For me personally, the 1970s saw some of the greatest baseball this country has ever seen. Two teams will go down in the pantheon of teams as some of the greatest of all-time. A rivalry born in the Bronx and Brooklyn is reborn in LA. Free agency began, Astro-Turf ruled, and some of the greatest October nights ever seen were witnessed by the world. For after this decade, baseball began to fade from the nation’s conscience. It would no longer be the same as it ever was in a world with more than three TV channels. It’s as if baseball reached its peak in this decade.
Being born in the 1960s gives you a unique perspective on a lot of things. You are old enough to remember the Beatles, a black and white TV world, and a much simpler life. When 1970 started, the Beatles were breaking up, Nixon was President, we had just put a man on the moon, and I still dreamed of playing second base for either the Baltimore Orioles or the Chicago Cubs. Ten years later the world was a much different place. The US was in a funk, John Lennon would be assassinated, cable TV was being installed everywhere, President Carter had scolded the American public on TV for being in a “malaise” and cynical, and baseball players now were free to go to the highest bidder…but Astro-Turf was still there – in fact, it was almost everywhere.
As for the 1970s making a case to be “The Golden Age of Baseball”, it all starts with stars. In the 1980s, David Stern and the NBA began marketing the league around its stars: Magic, Larry, and Michael (notice I had only had to say one name). Baseball had stars out the wazoo in the 1970s: Pete Rose, Vida Blue, Jim Palmer, Brooks Robinson, Johnny Bench, Willie Stargell, and the star of all stars – Reggie Jackson. People forget before Michael Jordan won 6 titles in 8 years that Reggie Jackson won 5 World Series in 7 years.

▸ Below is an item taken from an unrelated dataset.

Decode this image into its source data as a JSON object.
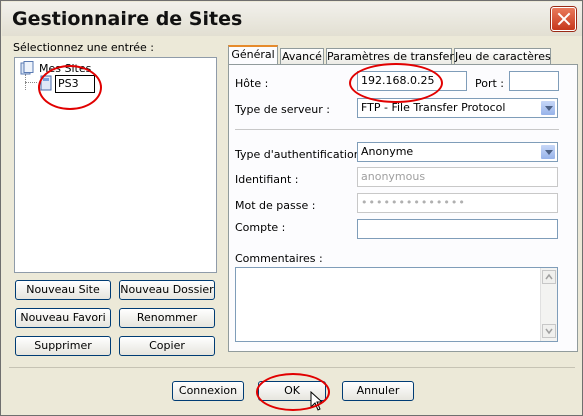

What 1970s baseball also had were some great teams. The Baltimore Orioles began the decade by winning with pitching and defense. As a kid I wanted to play for either the Cubs or the Orioles. No one could play defense like Brooks Robinson and the Orioles would be the last team to have four twenty game winners on one staff in a season – let alone in the entire league for a season. The four man rotation was nearing its end. The A’s would win three championships in a row. The Reds and Yankees both would win back to back while the Pirates would bookend their series victories in ’71 and ’79.
Rollie Fingers and writer Jerome Holtzman reshaped the game with the save. Rollie did so on the mound for the A’s while Jerome did so with his typewriter by creating the save statistic (which in my mind is the most over-rated stat in all of sports) . Henry Aaron broke Babe Ruth’s all time career home run mark and then soon called it a day a couple years later. I got to see Willie Mays in his last season play on a hot summer night in Busch Stadium.
If baseball was anything in the 1970s, it was a sport of extremes. A team’s offense depended on either speed or power. There was little in between. The playing surface dictated it. Astro-Turf began in the 60s in Houston and by the end of the 70s, half the teams in the National League had it.
Free agency had its roots with Curt Flood in the 1960s and it was fully born with Andy Messersmith in the 1970s. And in 1976, he became the first true free agent. The game would never be the same. Players would no longer play their entire careers for one team. They were now independent commodities in the business that had become baseball. In fact, having won three rings, A’s owner Charlie Finley began selling his players for money – some successfully, some not.
An argument can be made that what made the 1970s a “golden age” in the seventies would destroy it in the 1980s. The DH created two different brands of baseball. Astro-Turf created careers for the speedy and ground ball hitters while destroying the knees of so many others including the freak of an athlete, Andre Dawson.
In the end, the decade that had created such excitement destroyed the game. But what is undeniable were its stars and its teams. The 72-74 A’s were the greatest team I have ever seen. They had it all – the pitching of Vida Blue and Catfish Hunter, Reggie, the wizardry of Bert Campeneris, Joe Rudi, the man from nowhere, Gene Tenace, and former and future Cubs, Ken Holtzman and Manny Trillo. One could make the case for the Big Red Machine of 1975 and 1976, but I would probably rank them third behind the 27 Yankees and the 1972 A’s. The Reds’ pitching was just not that great. Don’t get me wrong – I loved Johnny Bench (the greatest catcher of all time), Tony Perez (somebody had to drive Joe and Pete in), and a man who should be in the hall despite all of Joe Morgan’s objections – Dave Concepcion.
Here’s the kicker for why this decade is the golden age. Despite Astro-Turf, cookie cooker stadiums, the DH, and free agency, its all about the players and the product on the field. Despte when, what on, and where it was it played, the players and teams of the 1970s were some of the greatest of all time.
For Further Reading
Golden Age of Baseball: The 1920s